Chain Armor
Chain Armor
Please be sure to see the Making Chainmail section for instructions on how to make this stuff in the privacy of your own castle!
What is Chainmail?
Chainmail, chain mail, mail, chainmaille, chain maille, or maille (whew!) is a flexible material composed of small interlocking metal rings or loops of chain. Chainmail was historically used as armor from the Roman era up through and including the American Civil war, in both Eastern and Western cultures. It is used today for industrial armor, combat reenactment, jewelry, fashion design, sculpture, as well as for its armoring benefits in such applications as shark suits and butchers' gloves.

Today chainmail is still used as armor in medieval and renaissance re-enactment groups like the Society for Creative Anachronism (SCA), the Company of St.George, fantasy "play" groups like L.A.R.P. and Amtgard. It frequently shows up in semi-historical movies like Gladiator, Timeline, and Braveheart, as well as period and fantasy films like the Robin Hood movies and The Lord of the Rings trilogy.

Most sources claim chainmail to be an invention of the Celts. It was used around the world as material-efficient armor for several centuries, until the introduction of plate armor around the 12th century. Even then, chain was used to fill in the gaps where flexibility was needed: armpits, around the neck and chin, and crotch area. Armor that made use of both chainmail and plate is frequently called "Transitional" armor, as the transition was being made from all chain to all plate.

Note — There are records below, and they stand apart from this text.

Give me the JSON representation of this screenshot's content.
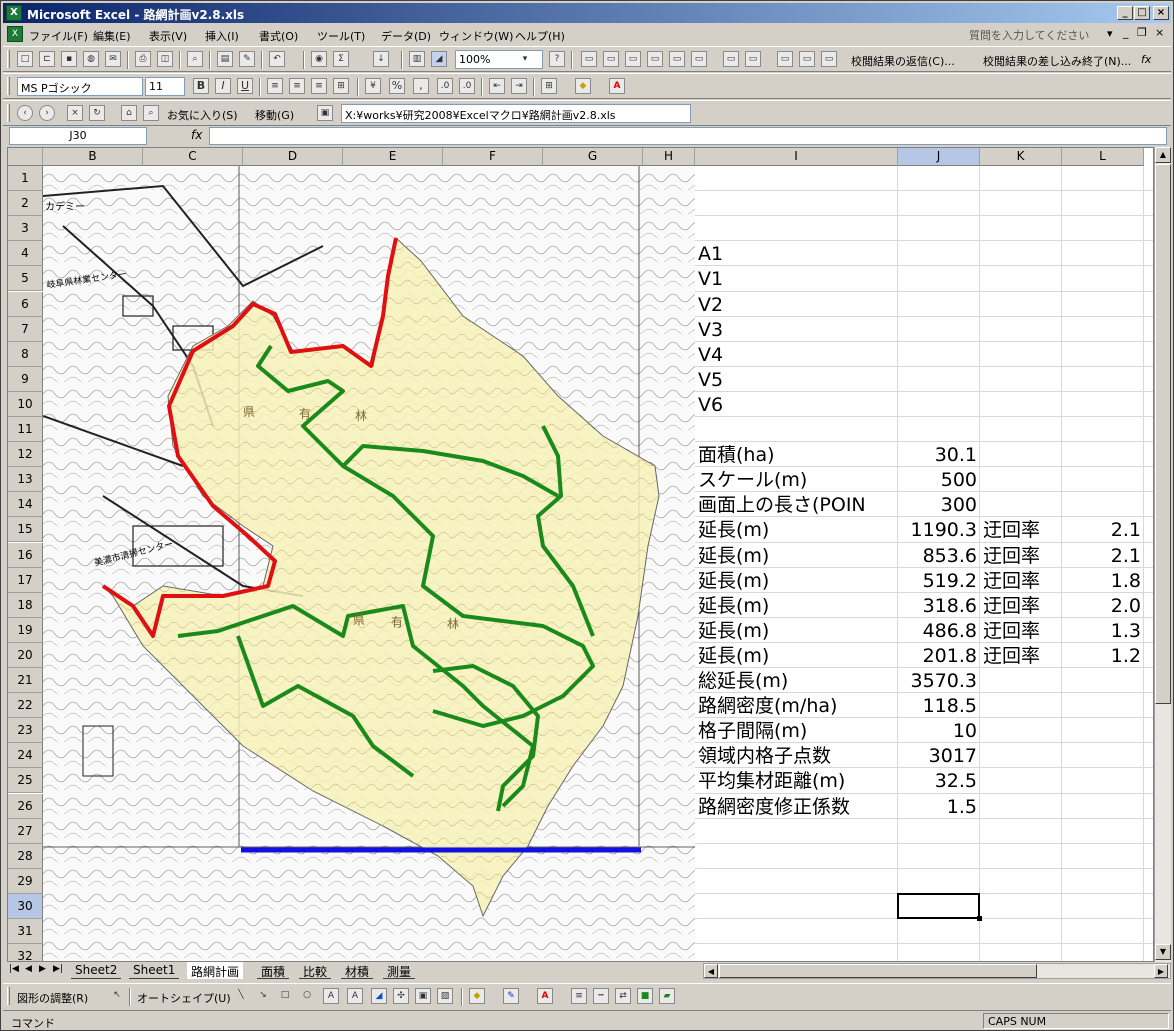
{
  "window": {
    "title": "Microsoft Excel - 路網計画v2.8.xls",
    "min_label": "_",
    "max_label": "□",
    "close_label": "×"
  },
  "menu": {
    "items": [
      "ファイル(F)",
      "編集(E)",
      "表示(V)",
      "挿入(I)",
      "書式(O)",
      "ツール(T)",
      "データ(D)",
      "ウィンドウ(W)",
      "ヘルプ(H)"
    ],
    "help_placeholder": "質問を入力してください"
  },
  "toolbar_standard": {
    "zoom": "100%",
    "review_reply": "校閲結果の返信(C)...",
    "review_end": "校閲結果の差し込み終了(N)..."
  },
  "toolbar_format": {
    "font_name": "MS Pゴシック",
    "font_size": "11",
    "bold": "B",
    "italic": "I",
    "underline": "U",
    "percent": "%",
    "comma": ","
  },
  "toolbar_web": {
    "favorites": "お気に入り(S)",
    "goto": "移動(G)",
    "address": "X:¥works¥研究2008¥Excelマクロ¥路網計画v2.8.xls"
  },
  "formula": {
    "cell_ref": "J30",
    "fx": "fx"
  },
  "columns": [
    "B",
    "C",
    "D",
    "E",
    "F",
    "G",
    "H",
    "I",
    "J",
    "K",
    "L"
  ],
  "rows": [
    "1",
    "2",
    "3",
    "4",
    "5",
    "6",
    "7",
    "8",
    "9",
    "10",
    "11",
    "12",
    "13",
    "14",
    "15",
    "16",
    "17",
    "18",
    "19",
    "20",
    "21",
    "22",
    "23",
    "24",
    "25",
    "26",
    "27",
    "28",
    "29",
    "30",
    "31",
    "32"
  ],
  "map": {
    "labels": [
      "カデミー",
      "岐阜県林業センター",
      "県",
      "有",
      "林",
      "県",
      "有",
      "林",
      "美濃市清掃センター"
    ]
  },
  "cells": {
    "I": {
      "4": "A1",
      "5": "V1",
      "6": "V2",
      "7": "V3",
      "8": "V4",
      "9": "V5",
      "10": "V6",
      "12": "面積(ha)",
      "13": "スケール(m)",
      "14": "画面上の長さ(POIN",
      "15": "延長(m)",
      "16": "延長(m)",
      "17": "延長(m)",
      "18": "延長(m)",
      "19": "延長(m)",
      "20": "延長(m)",
      "21": "総延長(m)",
      "22": "路網密度(m/ha)",
      "23": "格子間隔(m)",
      "24": "領域内格子点数",
      "25": "平均集材距離(m)",
      "26": "路網密度修正係数"
    },
    "J": {
      "12": "30.1",
      "13": "500",
      "14": "300",
      "15": "1190.3",
      "16": "853.6",
      "17": "519.2",
      "18": "318.6",
      "19": "486.8",
      "20": "201.8",
      "21": "3570.3",
      "22": "118.5",
      "23": "10",
      "24": "3017",
      "25": "32.5",
      "26": "1.5"
    },
    "K": {
      "15": "迂回率",
      "16": "迂回率",
      "17": "迂回率",
      "18": "迂回率",
      "19": "迂回率",
      "20": "迂回率"
    },
    "L": {
      "15": "2.1",
      "16": "2.1",
      "17": "1.8",
      "18": "2.0",
      "19": "1.3",
      "20": "1.2"
    }
  },
  "sheet_tabs": [
    "Sheet2",
    "Sheet1",
    "路網計画",
    "面積",
    "比較",
    "材積",
    "測量"
  ],
  "active_tab": "路網計画",
  "drawing_toolbar": {
    "adjust": "図形の調整(R)",
    "autoshape": "オートシェイプ(U)"
  },
  "status": {
    "mode": "コマンド",
    "indicators": "CAPS NUM"
  },
  "colors": {
    "boundary_red": "#e01010",
    "route_green": "#1a8a1a",
    "scale_blue": "#1010e0",
    "area_fill": "#f7f1b8"
  }
}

In it's original form, iron was drawn into wire, turned on itself to create the rings, which were then individually riveted in place to seal the rings closed. A type of ring called a "punched" ring was also used. Punched rings were solid metal rings punched whole from a sheet. They were used along with riveted rings to form very strong protection.

Most modern chainmail is not riveted. The the ends of the rings are bent to lie next to each other (butted) but not actually joined or "closed". This butted mail doesn't have design strength of riveted or welded mail, and will be more like to fail (read "not work and make you dead") under a cutting or smashing blow.

It is tough to emphasize just how much riveting the links adds to the strength of the chain fabric. When the wire size is measured in "gauge", 14 gauge is roughly 1/14th of an inch thick, 18 gauge is roughly 1/18th of an inch thick, and so on. The smaller the number, the thicker, heavier, and stronger the wire. Also bear in mind that the smaller the ring, the stronger the mail, all other things being equal. With all that in mind, think about this: 14 gauge butted mail is about as strong as 18 gauge riveted as far as turning a blade or holding up under a crushing blow. That's assuming the same size ring diameter and the same type and strength of wire. The design makes all the difference. Evidence suggests that butted rings were used for things like on field repairs and the like, but when time allowed for a proper repair, riveted was the clear choice.

Chain armor was expensive. A chain hauberk which would cover a warrior from shoulders to wrists and knees was worth about as much as a serfs small house. Armor from frequently looted from fallen warriors as part of the spoils of war and either added to the victors armory or sold.

Please be sure to see the Pictures section for some samples of my work. Please be sure to see the Making Chainmail section for instuctions on how to make this stuff in the privacy of your own castle. All this talent and I never had a lesson!